# Material for this task
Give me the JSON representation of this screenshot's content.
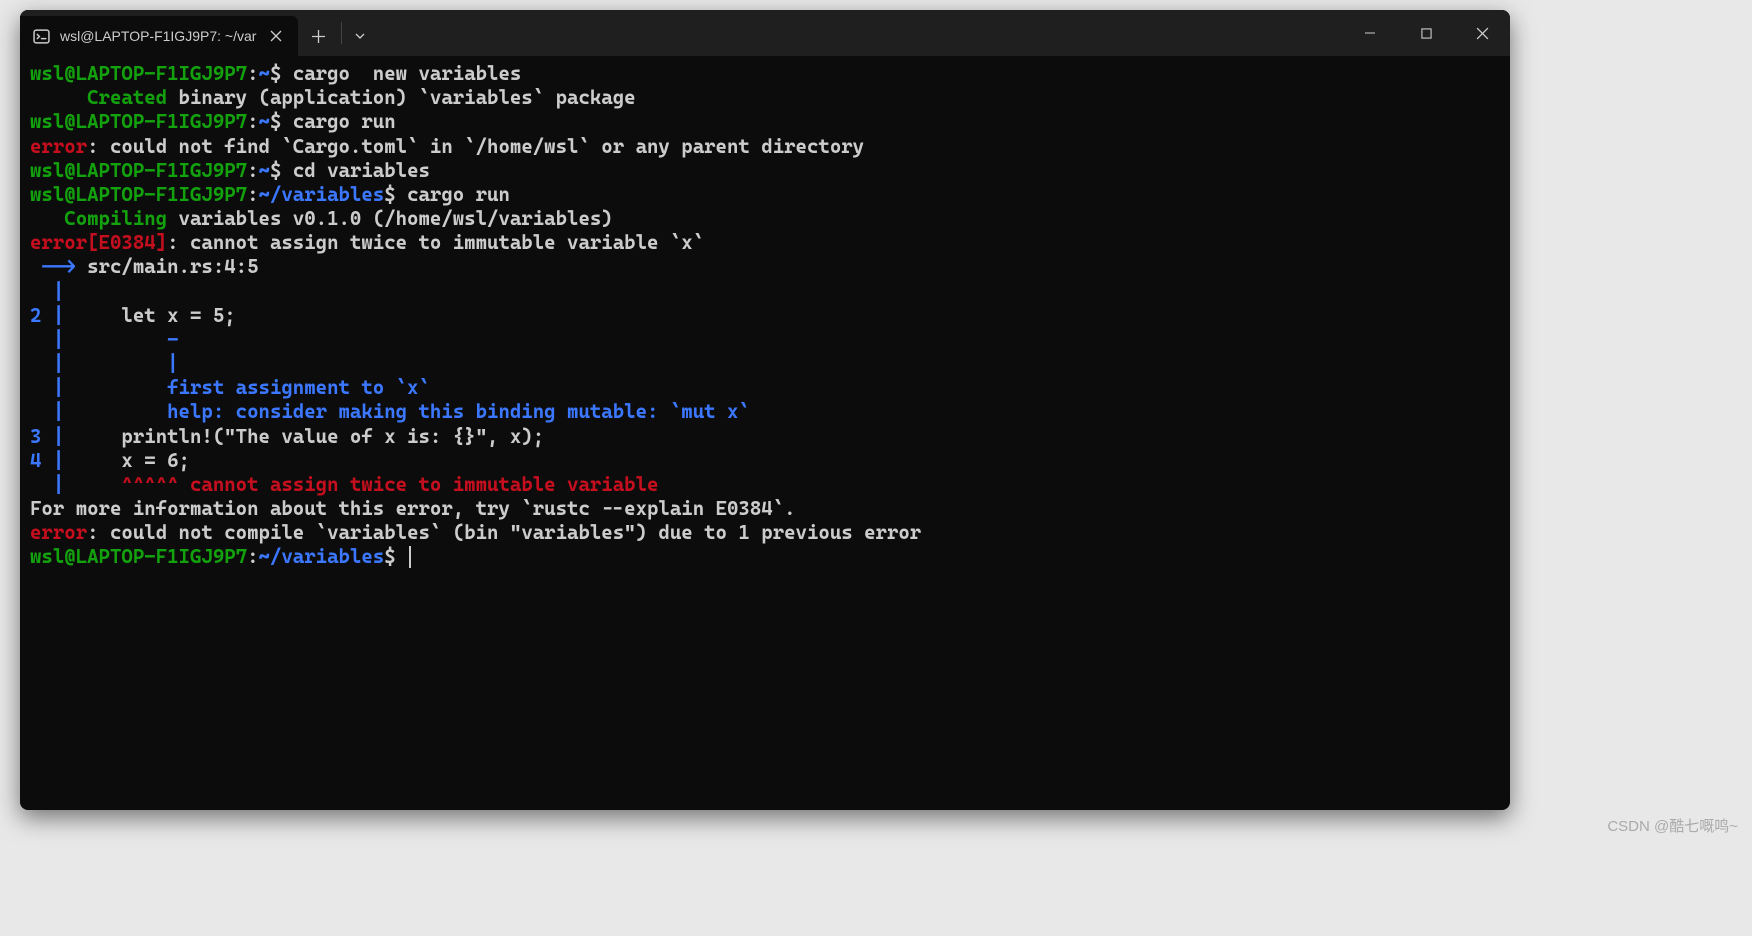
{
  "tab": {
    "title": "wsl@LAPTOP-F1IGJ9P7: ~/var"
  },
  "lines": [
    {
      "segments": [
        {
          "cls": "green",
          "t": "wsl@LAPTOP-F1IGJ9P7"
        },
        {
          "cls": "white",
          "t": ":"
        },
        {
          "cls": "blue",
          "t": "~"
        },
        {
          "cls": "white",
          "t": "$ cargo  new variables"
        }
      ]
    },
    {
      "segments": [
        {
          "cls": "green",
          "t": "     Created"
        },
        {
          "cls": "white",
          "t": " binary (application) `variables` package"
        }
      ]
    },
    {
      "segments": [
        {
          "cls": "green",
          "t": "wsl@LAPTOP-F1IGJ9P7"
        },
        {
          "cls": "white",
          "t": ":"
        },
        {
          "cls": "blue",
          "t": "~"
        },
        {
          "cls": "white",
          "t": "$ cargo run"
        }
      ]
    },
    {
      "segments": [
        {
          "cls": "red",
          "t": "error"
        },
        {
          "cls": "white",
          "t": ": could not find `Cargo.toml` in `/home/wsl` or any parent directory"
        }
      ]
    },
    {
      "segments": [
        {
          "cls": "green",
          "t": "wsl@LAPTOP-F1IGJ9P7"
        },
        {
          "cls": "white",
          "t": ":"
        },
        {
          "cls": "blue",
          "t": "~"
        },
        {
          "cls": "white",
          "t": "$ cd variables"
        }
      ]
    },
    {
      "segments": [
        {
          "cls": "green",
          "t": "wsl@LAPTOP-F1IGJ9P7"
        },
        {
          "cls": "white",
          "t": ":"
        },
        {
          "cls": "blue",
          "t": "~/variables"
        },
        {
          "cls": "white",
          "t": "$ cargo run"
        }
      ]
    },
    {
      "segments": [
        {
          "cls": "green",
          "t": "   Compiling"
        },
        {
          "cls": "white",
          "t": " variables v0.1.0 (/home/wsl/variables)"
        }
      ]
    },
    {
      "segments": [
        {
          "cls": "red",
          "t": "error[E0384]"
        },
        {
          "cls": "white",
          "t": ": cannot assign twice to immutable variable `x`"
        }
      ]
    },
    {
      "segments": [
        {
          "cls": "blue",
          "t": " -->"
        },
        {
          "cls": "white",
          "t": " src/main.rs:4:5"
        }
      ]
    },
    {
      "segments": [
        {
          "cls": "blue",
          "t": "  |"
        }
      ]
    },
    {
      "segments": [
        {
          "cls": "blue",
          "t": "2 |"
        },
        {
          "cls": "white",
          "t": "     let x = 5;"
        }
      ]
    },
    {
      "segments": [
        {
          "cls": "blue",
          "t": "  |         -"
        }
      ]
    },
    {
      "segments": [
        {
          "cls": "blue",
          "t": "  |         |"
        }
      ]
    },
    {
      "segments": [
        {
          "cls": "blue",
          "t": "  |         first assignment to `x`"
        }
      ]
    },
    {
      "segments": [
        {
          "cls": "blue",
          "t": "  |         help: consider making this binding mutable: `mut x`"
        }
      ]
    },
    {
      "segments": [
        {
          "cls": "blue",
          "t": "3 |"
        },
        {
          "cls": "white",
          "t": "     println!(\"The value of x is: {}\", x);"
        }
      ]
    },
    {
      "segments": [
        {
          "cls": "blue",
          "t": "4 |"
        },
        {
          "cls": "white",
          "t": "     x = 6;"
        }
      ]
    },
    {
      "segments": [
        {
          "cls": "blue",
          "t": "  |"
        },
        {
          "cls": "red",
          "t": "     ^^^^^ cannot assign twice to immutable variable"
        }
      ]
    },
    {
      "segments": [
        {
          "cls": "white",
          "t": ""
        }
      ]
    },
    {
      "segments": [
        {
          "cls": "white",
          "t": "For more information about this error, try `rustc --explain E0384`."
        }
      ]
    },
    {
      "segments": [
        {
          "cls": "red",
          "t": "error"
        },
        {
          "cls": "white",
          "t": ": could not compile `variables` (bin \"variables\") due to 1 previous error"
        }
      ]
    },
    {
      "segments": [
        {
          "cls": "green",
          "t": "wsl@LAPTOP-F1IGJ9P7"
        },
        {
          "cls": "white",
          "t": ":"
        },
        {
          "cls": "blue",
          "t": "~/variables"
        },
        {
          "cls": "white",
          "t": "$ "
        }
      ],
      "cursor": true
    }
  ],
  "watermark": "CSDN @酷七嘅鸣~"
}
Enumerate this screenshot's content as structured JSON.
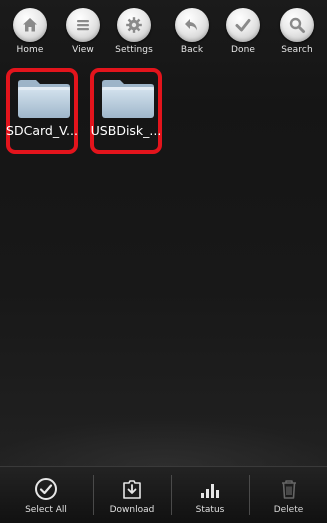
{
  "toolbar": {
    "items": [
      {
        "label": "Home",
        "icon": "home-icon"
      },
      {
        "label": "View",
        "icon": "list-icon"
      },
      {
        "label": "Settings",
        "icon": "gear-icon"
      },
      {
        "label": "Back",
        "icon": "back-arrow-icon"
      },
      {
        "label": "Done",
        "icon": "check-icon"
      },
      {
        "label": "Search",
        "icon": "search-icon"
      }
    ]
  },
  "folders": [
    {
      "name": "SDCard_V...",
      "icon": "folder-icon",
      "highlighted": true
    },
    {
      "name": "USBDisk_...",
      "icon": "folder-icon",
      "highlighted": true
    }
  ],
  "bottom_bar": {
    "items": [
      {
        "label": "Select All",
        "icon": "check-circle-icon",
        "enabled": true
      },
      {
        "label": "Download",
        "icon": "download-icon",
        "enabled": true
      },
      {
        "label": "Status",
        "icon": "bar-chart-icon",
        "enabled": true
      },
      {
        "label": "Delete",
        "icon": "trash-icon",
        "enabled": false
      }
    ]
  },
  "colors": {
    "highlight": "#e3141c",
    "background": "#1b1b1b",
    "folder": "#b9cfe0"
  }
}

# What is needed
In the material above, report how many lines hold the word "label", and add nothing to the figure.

# Response box
10